Pressure is building on the Puerto Rican Government too. The default is driving up the cost of future borrowing just as Puerto Rico needs to borrow more money. The current budget is running with a $703 million dollar deficit. Fitch, which does not rate the PFC bonds, issued a note Monday which suggests Puerto Rico will face higher borrowing costs. "Fitch rates the commonwealth's General Obligation (GO) and related debt 'CC' ; Rating Watch Negative, which indicates Fitch's belief that default of some kind appears probable. "

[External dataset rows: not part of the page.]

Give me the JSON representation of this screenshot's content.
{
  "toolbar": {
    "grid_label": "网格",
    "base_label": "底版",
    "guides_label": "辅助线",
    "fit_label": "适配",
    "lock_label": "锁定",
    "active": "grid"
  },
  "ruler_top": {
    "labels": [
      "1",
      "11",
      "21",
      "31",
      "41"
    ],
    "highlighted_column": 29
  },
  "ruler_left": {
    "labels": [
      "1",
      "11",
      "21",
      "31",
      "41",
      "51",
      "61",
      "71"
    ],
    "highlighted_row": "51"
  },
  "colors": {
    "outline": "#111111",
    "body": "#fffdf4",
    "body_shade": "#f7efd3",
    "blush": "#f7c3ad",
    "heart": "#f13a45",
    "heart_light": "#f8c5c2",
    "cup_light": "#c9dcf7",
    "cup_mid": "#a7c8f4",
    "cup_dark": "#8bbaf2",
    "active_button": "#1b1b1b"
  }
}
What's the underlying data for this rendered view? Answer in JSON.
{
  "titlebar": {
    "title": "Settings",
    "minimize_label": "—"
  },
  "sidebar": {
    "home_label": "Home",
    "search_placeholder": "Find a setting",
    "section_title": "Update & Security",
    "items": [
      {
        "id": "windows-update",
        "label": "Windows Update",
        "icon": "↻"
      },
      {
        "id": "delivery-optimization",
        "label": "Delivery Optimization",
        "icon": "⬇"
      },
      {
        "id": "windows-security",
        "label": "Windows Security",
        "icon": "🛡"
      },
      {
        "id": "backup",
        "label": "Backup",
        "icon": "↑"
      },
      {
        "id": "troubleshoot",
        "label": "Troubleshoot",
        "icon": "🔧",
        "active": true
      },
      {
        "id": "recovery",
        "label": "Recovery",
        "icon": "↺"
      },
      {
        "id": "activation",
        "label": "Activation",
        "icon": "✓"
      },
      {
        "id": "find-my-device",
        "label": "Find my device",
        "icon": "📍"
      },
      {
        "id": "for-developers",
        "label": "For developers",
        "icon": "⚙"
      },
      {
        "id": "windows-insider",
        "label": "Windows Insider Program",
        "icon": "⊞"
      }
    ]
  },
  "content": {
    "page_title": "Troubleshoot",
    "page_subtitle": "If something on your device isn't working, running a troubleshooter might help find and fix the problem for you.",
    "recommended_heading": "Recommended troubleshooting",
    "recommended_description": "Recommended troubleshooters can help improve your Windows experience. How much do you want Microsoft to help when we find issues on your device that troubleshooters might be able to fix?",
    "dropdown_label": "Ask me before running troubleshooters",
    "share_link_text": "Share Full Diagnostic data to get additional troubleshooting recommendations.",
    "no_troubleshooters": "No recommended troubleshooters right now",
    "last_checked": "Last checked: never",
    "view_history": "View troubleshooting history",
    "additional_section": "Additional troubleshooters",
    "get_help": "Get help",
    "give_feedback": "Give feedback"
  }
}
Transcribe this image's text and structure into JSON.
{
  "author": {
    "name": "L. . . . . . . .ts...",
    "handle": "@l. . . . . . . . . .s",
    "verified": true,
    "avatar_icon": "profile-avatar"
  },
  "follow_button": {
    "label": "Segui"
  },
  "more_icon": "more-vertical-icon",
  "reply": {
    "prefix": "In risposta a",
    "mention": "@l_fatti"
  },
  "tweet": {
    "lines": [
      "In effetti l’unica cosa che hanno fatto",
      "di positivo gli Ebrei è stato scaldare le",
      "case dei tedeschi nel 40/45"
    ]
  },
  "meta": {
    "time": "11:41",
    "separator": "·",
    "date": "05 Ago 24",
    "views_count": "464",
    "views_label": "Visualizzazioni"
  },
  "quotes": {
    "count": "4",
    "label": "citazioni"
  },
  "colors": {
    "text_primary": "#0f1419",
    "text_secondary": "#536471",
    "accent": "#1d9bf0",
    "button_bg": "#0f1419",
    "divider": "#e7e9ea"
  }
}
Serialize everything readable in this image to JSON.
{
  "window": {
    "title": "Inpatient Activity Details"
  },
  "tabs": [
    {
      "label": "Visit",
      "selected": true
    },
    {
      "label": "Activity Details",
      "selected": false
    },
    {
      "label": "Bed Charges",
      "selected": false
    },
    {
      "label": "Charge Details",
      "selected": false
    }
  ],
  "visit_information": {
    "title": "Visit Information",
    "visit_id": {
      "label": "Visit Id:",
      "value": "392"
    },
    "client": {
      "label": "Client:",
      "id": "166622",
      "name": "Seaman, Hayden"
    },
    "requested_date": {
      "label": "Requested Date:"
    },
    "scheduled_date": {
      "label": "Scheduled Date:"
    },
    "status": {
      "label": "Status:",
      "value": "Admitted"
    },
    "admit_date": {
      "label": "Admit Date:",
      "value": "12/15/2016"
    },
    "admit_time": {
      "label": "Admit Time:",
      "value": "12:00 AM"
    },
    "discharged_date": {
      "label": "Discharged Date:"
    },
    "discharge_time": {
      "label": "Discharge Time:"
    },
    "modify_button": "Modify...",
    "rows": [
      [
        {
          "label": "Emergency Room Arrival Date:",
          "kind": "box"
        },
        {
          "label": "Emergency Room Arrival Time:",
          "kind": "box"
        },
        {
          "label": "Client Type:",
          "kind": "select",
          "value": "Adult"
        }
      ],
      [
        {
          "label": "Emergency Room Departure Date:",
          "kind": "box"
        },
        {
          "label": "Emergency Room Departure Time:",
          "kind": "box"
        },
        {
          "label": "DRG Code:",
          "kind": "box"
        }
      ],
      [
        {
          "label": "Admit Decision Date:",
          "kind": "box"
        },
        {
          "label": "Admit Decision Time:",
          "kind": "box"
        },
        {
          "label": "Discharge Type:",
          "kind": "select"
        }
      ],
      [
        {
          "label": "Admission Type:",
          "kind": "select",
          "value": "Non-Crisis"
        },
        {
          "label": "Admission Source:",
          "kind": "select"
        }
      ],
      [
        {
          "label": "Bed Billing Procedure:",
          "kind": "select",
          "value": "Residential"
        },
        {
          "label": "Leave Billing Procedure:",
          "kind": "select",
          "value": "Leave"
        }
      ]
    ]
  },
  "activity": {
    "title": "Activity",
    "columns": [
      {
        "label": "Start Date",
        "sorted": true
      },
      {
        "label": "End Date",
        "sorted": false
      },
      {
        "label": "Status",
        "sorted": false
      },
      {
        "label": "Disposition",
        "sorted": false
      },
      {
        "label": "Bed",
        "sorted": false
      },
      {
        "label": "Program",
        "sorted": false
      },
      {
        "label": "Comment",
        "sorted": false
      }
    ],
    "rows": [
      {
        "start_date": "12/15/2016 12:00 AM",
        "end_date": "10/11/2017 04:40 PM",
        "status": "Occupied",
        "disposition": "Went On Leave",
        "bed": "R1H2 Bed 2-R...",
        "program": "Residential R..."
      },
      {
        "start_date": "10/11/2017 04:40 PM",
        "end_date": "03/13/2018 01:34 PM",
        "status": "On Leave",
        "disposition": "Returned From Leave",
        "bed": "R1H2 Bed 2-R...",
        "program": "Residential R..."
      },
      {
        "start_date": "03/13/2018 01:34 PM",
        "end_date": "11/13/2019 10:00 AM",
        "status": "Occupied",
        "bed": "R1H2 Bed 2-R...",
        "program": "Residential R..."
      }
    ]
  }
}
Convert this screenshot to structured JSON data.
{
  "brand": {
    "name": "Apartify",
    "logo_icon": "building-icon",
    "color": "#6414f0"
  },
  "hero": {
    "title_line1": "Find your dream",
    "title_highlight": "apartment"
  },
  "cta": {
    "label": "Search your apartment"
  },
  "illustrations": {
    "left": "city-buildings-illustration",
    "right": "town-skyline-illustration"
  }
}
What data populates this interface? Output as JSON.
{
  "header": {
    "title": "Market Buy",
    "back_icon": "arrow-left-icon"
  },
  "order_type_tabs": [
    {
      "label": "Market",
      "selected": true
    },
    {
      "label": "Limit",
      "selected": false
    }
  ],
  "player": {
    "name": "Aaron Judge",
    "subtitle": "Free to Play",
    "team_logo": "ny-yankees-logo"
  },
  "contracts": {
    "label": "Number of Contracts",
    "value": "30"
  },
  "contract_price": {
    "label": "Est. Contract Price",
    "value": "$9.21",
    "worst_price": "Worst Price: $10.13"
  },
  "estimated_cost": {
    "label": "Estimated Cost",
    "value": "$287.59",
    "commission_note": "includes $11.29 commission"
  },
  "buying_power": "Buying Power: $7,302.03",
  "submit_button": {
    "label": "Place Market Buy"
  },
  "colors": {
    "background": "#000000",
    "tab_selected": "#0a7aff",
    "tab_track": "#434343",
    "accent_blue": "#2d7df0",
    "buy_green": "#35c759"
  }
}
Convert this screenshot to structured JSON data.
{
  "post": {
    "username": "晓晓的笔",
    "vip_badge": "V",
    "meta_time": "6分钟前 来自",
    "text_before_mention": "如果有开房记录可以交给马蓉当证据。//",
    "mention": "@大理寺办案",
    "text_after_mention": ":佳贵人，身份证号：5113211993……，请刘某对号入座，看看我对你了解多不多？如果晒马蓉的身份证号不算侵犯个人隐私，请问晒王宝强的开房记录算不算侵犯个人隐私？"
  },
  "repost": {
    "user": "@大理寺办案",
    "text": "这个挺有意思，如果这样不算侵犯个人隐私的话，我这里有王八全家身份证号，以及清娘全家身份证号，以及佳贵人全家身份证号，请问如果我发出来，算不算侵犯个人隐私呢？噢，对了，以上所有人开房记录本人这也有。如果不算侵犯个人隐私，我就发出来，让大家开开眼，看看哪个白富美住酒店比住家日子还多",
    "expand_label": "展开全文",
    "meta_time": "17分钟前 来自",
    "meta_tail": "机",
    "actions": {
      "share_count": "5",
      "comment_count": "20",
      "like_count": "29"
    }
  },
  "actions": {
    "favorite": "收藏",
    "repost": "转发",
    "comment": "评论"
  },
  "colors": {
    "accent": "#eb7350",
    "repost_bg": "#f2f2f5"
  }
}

But Eiler thinks Puerto Rico can still have a bright future. He believes the government will cut services in an attempt to convince investors to take haircuts on the bonds they hold. He also thinks most Americans fail to realize the opportunities that life in Puerto Rico can offer. "A lot of people think it is a third world type economy and they don't realize how nice it really is and what great people these folks really are" he said.